### Directions
Within the entries below, every line containing "arrow" is to be copied.

### Source records
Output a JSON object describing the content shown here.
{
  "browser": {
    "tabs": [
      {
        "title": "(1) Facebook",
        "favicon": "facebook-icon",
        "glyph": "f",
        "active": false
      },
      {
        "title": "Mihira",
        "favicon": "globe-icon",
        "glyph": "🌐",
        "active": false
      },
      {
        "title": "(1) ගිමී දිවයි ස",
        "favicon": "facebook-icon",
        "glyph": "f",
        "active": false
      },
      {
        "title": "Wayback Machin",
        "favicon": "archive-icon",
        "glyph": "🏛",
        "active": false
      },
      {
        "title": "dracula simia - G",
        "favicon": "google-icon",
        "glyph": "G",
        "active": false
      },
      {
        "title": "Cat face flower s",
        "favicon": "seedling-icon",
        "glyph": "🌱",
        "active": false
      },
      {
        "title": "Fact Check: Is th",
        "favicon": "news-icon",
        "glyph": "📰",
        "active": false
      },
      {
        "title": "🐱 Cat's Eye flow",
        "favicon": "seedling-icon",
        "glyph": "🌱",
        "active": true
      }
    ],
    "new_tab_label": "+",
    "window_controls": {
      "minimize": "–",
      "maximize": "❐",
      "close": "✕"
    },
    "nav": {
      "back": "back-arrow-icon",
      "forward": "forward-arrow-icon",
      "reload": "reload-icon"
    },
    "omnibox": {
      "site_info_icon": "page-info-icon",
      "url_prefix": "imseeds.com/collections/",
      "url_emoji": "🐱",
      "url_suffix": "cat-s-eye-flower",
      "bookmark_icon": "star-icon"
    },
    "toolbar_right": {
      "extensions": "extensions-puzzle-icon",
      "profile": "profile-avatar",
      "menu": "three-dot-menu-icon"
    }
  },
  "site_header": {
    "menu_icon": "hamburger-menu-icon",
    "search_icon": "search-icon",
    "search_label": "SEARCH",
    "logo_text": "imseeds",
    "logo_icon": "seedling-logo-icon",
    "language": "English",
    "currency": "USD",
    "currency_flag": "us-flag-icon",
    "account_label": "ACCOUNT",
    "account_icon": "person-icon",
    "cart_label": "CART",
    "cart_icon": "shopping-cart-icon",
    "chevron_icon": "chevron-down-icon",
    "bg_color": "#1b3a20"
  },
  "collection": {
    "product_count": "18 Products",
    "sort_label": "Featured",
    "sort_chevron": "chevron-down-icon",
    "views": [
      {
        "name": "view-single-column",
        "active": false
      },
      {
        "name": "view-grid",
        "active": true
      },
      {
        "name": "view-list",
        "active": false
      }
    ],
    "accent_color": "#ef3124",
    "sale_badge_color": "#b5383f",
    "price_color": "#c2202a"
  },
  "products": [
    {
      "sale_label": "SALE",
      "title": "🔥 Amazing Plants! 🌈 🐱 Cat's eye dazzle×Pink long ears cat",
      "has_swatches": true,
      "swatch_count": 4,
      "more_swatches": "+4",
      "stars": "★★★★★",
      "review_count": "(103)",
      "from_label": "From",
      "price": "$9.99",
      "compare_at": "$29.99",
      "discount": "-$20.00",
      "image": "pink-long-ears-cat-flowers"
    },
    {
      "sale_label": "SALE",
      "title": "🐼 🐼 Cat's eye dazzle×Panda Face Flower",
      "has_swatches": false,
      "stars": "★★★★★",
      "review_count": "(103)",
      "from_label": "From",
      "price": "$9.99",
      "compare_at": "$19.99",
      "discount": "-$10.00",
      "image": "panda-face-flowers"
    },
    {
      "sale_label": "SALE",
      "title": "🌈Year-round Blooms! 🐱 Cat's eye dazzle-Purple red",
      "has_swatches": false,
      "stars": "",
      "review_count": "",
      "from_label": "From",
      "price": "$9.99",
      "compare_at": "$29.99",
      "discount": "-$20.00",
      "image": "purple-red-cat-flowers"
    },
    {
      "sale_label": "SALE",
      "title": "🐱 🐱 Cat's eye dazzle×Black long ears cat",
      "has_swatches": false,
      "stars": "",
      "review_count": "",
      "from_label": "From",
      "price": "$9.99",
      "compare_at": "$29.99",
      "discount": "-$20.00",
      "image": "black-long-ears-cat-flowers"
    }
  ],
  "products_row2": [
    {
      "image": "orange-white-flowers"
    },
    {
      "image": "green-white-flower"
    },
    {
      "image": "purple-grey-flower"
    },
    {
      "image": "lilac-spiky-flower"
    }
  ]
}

### Task response
      "back": "back-arrow-icon",
      "forward": "forward-arrow-icon",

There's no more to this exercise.